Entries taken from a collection

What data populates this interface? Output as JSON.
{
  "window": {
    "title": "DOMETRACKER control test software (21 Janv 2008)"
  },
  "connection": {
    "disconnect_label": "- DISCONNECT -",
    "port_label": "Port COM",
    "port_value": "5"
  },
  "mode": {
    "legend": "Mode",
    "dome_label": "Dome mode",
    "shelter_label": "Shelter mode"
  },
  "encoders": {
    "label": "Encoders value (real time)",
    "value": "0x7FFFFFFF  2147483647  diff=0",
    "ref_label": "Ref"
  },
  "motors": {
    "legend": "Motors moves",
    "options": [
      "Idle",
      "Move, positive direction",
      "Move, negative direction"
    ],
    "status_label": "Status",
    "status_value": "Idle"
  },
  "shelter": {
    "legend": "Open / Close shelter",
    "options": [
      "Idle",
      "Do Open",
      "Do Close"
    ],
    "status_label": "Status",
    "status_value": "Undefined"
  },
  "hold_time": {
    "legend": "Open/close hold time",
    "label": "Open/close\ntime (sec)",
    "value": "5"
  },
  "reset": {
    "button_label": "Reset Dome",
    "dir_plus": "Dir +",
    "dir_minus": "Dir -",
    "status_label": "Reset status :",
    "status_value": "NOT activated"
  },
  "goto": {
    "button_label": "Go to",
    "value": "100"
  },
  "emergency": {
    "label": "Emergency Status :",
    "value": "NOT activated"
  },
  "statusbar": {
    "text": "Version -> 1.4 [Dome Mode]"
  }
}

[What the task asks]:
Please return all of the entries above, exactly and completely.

[Response]:
What data populates this interface? Output as JSON.
{
  "window": {
    "title": "DOMETRACKER control test software (21 Janv 2008)"
  },
  "connection": {
    "disconnect_label": "- DISCONNECT -",
    "port_label": "Port COM",
    "port_value": "5"
  },
  "mode": {
    "legend": "Mode",
    "dome_label": "Dome mode",
    "shelter_label": "Shelter mode"
  },
  "encoders": {
    "label": "Encoders value (real time)",
    "value": "0x7FFFFFFF  2147483647  diff=0",
    "ref_label": "Ref"
  },
  "motors": {
    "legend": "Motors moves",
    "options": [
      "Idle",
      "Move, positive direction",
      "Move, negative direction"
    ],
    "status_label": "Status",
    "status_value": "Idle"
  },
  "shelter": {
    "legend": "Open / Close shelter",
    "options": [
      "Idle",
      "Do Open",
      "Do Close"
    ],
    "status_label": "Status",
    "status_value": "Undefined"
  },
  "hold_time": {
    "legend": "Open/close hold time",
    "label": "Open/close\ntime (sec)",
    "value": "5"
  },
  "reset": {
    "button_label": "Reset Dome",
    "dir_plus": "Dir +",
    "dir_minus": "Dir -",
    "status_label": "Reset status :",
    "status_value": "NOT activated"
  },
  "goto": {
    "button_label": "Go to",
    "value": "100"
  },
  "emergency": {
    "label": "Emergency Status :",
    "value": "NOT activated"
  },
  "statusbar": {
    "text": "Version -> 1.4 [Dome Mode]"
  }
}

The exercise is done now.